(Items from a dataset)
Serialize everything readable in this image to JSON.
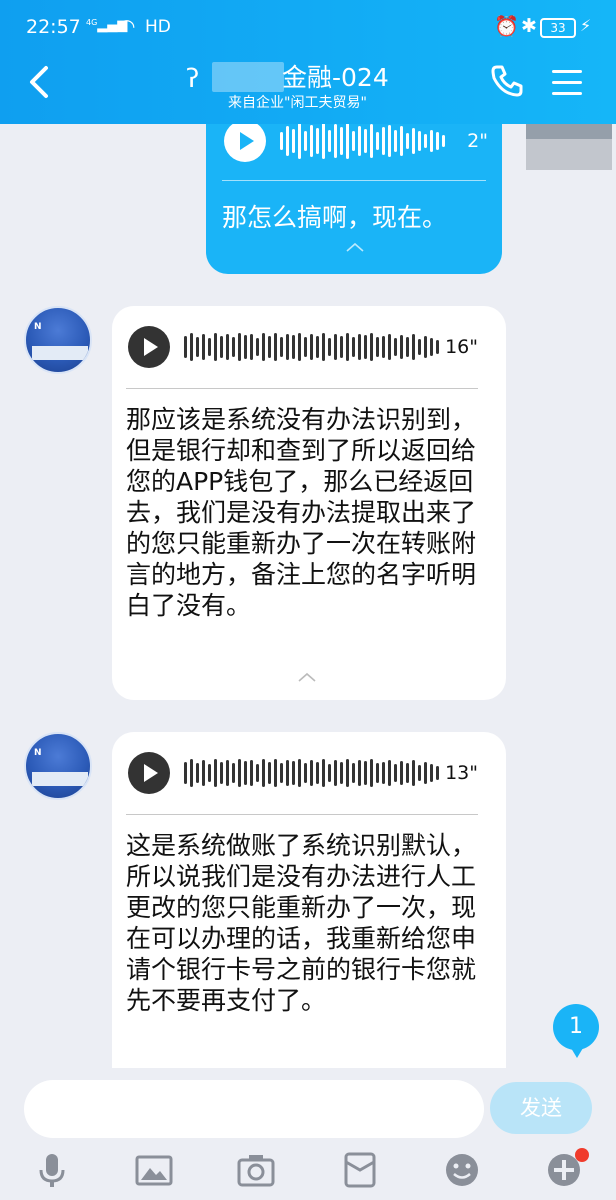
{
  "status_bar": {
    "time": "22:57",
    "signal": "4G",
    "network": "HD",
    "battery": "33"
  },
  "header": {
    "title": "金融-024",
    "subtitle": "来自企业\"闲工夫贸易\""
  },
  "messages": [
    {
      "sender": "self",
      "type": "voice",
      "duration": "2\"",
      "text": "那怎么搞啊，现在。"
    },
    {
      "sender": "contact",
      "type": "voice",
      "duration": "16\"",
      "text": "那应该是系统没有办法识别到，但是银行却和查到了所以返回给您的APP钱包了，那么已经返回去，我们是没有办法提取出来了的您只能重新办了一次在转账附言的地方，备注上您的名字听明白了没有。"
    },
    {
      "sender": "contact",
      "type": "voice",
      "duration": "13\"",
      "text": "这是系统做账了系统识别默认，所以说我们是没有办法进行人工更改的您只能重新办了一次，现在可以办理的话，我重新给您申请个银行卡号之前的银行卡您就先不要再支付了。"
    }
  ],
  "unread_count": "1",
  "input": {
    "value": "",
    "send_label": "发送"
  },
  "colors": {
    "header": "#15aef6",
    "bubble_self": "#1ab4f7",
    "bubble_other": "#ffffff",
    "background": "#eceef4"
  },
  "toolbar_icons": [
    "microphone-icon",
    "image-icon",
    "camera-icon",
    "red-packet-icon",
    "emoji-icon",
    "plus-icon"
  ]
}
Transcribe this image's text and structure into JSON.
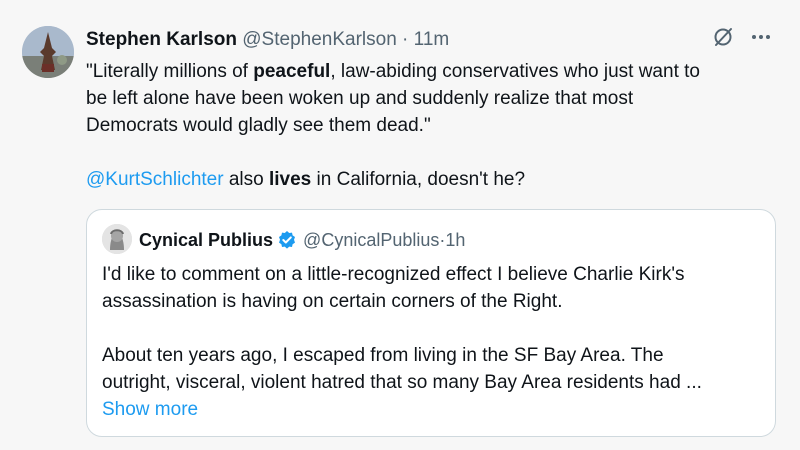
{
  "tweet": {
    "author_name": "Stephen Karlson",
    "author_handle": "@StephenKarlson",
    "separator": "·",
    "time": "11m",
    "line1_pre": "\"Literally millions of ",
    "line1_bold": "peaceful",
    "line1_post": ", law-abiding conservatives who just want to",
    "line2": "be left alone have been woken up and suddenly realize that most",
    "line3": "Democrats would gladly see them dead.\"",
    "mention": "@KurtSchlichter",
    "reply_pre": " also ",
    "reply_bold": "lives",
    "reply_post": " in California, doesn't he?",
    "more_label": "···"
  },
  "quote": {
    "author_name": "Cynical Publius",
    "author_handle": "@CynicalPublius",
    "separator": "·",
    "time": "1h",
    "para1_line1": "I'd like to comment on a little-recognized effect I believe Charlie Kirk's",
    "para1_line2": "assassination is having on certain corners of the Right.",
    "para2_line1": "About ten years ago, I escaped from living in the SF Bay Area.  The",
    "para2_line2": "outright, visceral, violent hatred that so many Bay Area residents had ...",
    "show_more": "Show more"
  },
  "colors": {
    "link": "#1d9bf0",
    "secondary_text": "#536471",
    "border": "#cfd9de"
  },
  "icons": {
    "grok": "grok-icon",
    "more": "more-icon",
    "verified": "verified-badge-icon"
  }
}
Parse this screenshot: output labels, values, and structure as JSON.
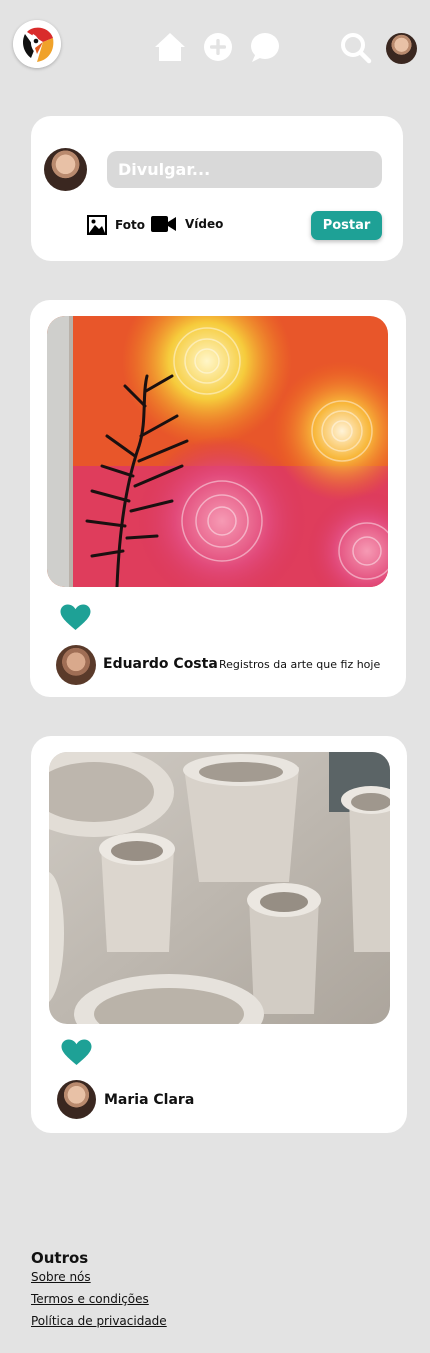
{
  "nav": {
    "logo_icon": "parrot-logo-icon",
    "icons": [
      "home-icon",
      "add-icon",
      "chat-bubble-icon",
      "search-icon"
    ],
    "profile_avatar": "user-avatar"
  },
  "composer": {
    "placeholder": "Divulgar...",
    "photo_label": "Foto",
    "video_label": "Vídeo",
    "post_button": "Postar"
  },
  "posts": [
    {
      "image": "painting-sunset-swirls",
      "liked": true,
      "author": "Eduardo Costa",
      "caption": "Registros da arte que fiz hoje"
    },
    {
      "image": "ceramic-pots",
      "liked": true,
      "author": "Maria Clara",
      "caption": ""
    }
  ],
  "footer": {
    "title": "Outros",
    "links": [
      "Sobre nós",
      "Termos e condições",
      "Política de privacidade"
    ]
  },
  "colors": {
    "accent": "#1ea196",
    "background": "#e3e3e3",
    "input_bg": "#d9d9d9"
  }
}
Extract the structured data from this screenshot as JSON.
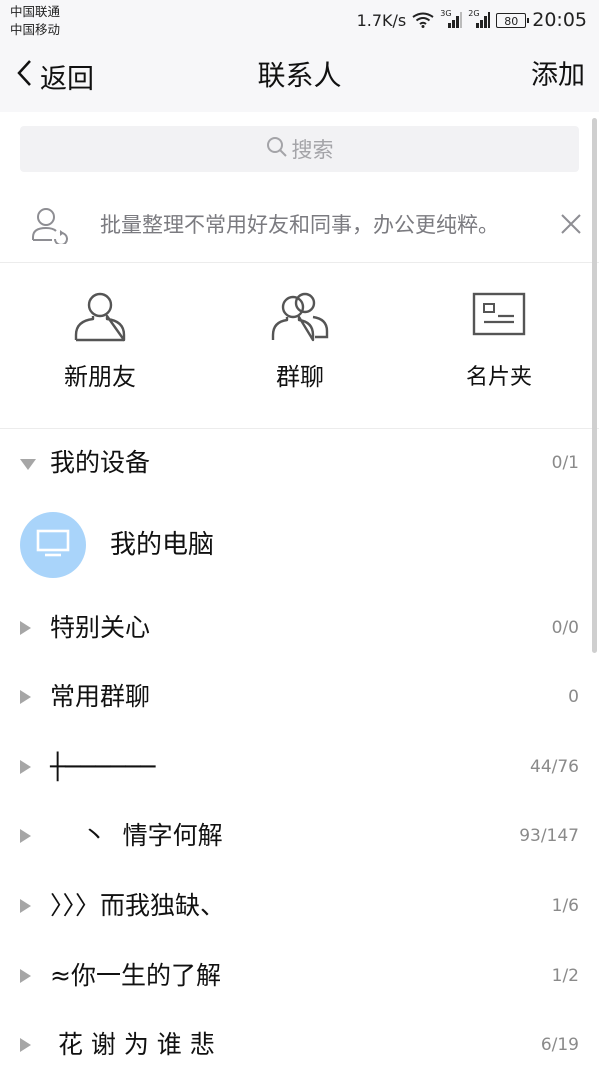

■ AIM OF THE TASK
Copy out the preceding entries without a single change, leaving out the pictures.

■ ANSWER SPACE
Serialize everything readable in this image to JSON.
{
  "status_bar": {
    "time": "22:57",
    "signal": "4G",
    "network": "HD",
    "battery": "33"
  },
  "header": {
    "title": "金融-024",
    "subtitle": "来自企业\"闲工夫贸易\""
  },
  "messages": [
    {
      "sender": "self",
      "type": "voice",
      "duration": "2\"",
      "text": "那怎么搞啊，现在。"
    },
    {
      "sender": "contact",
      "type": "voice",
      "duration": "16\"",
      "text": "那应该是系统没有办法识别到，但是银行却和查到了所以返回给您的APP钱包了，那么已经返回去，我们是没有办法提取出来了的您只能重新办了一次在转账附言的地方，备注上您的名字听明白了没有。"
    },
    {
      "sender": "contact",
      "type": "voice",
      "duration": "13\"",
      "text": "这是系统做账了系统识别默认，所以说我们是没有办法进行人工更改的您只能重新办了一次，现在可以办理的话，我重新给您申请个银行卡号之前的银行卡您就先不要再支付了。"
    }
  ],
  "unread_count": "1",
  "input": {
    "value": "",
    "send_label": "发送"
  },
  "colors": {
    "header": "#15aef6",
    "bubble_self": "#1ab4f7",
    "bubble_other": "#ffffff",
    "background": "#eceef4"
  },
  "toolbar_icons": [
    "microphone-icon",
    "image-icon",
    "camera-icon",
    "red-packet-icon",
    "emoji-icon",
    "plus-icon"
  ]
}
Transcribe this image's text and structure into JSON.
{
  "tweet": {
    "author_name": "Stephen Karlson",
    "author_handle": "@StephenKarlson",
    "separator": "·",
    "time": "11m",
    "line1_pre": "\"Literally millions of ",
    "line1_bold": "peaceful",
    "line1_post": ", law-abiding conservatives who just want to",
    "line2": "be left alone have been woken up and suddenly realize that most",
    "line3": "Democrats would gladly see them dead.\"",
    "mention": "@KurtSchlichter",
    "reply_pre": " also ",
    "reply_bold": "lives",
    "reply_post": " in California, doesn't he?",
    "more_label": "···"
  },
  "quote": {
    "author_name": "Cynical Publius",
    "author_handle": "@CynicalPublius",
    "separator": "·",
    "time": "1h",
    "para1_line1": "I'd like to comment on a little-recognized effect I believe Charlie Kirk's",
    "para1_line2": "assassination is having on certain corners of the Right.",
    "para2_line1": "About ten years ago, I escaped from living in the SF Bay Area.  The",
    "para2_line2": "outright, visceral, violent hatred that so many Bay Area residents had ...",
    "show_more": "Show more"
  },
  "colors": {
    "link": "#1d9bf0",
    "secondary_text": "#536471",
    "border": "#cfd9de"
  },
  "icons": {
    "grok": "grok-icon",
    "more": "more-icon",
    "verified": "verified-badge-icon"
  }
}
Parse this screenshot: output labels, values, and structure as JSON.
{
  "nav": {
    "logo_icon": "parrot-logo-icon",
    "icons": [
      "home-icon",
      "add-icon",
      "chat-bubble-icon",
      "search-icon"
    ],
    "profile_avatar": "user-avatar"
  },
  "composer": {
    "placeholder": "Divulgar...",
    "photo_label": "Foto",
    "video_label": "Vídeo",
    "post_button": "Postar"
  },
  "posts": [
    {
      "image": "painting-sunset-swirls",
      "liked": true,
      "author": "Eduardo Costa",
      "caption": "Registros da arte que fiz hoje"
    },
    {
      "image": "ceramic-pots",
      "liked": true,
      "author": "Maria Clara",
      "caption": ""
    }
  ],
  "footer": {
    "title": "Outros",
    "links": [
      "Sobre nós",
      "Termos e condições",
      "Política de privacidade"
    ]
  },
  "colors": {
    "accent": "#1ea196",
    "background": "#e3e3e3",
    "input_bg": "#d9d9d9"
  }
}
Extract the structured data from this screenshot as JSON.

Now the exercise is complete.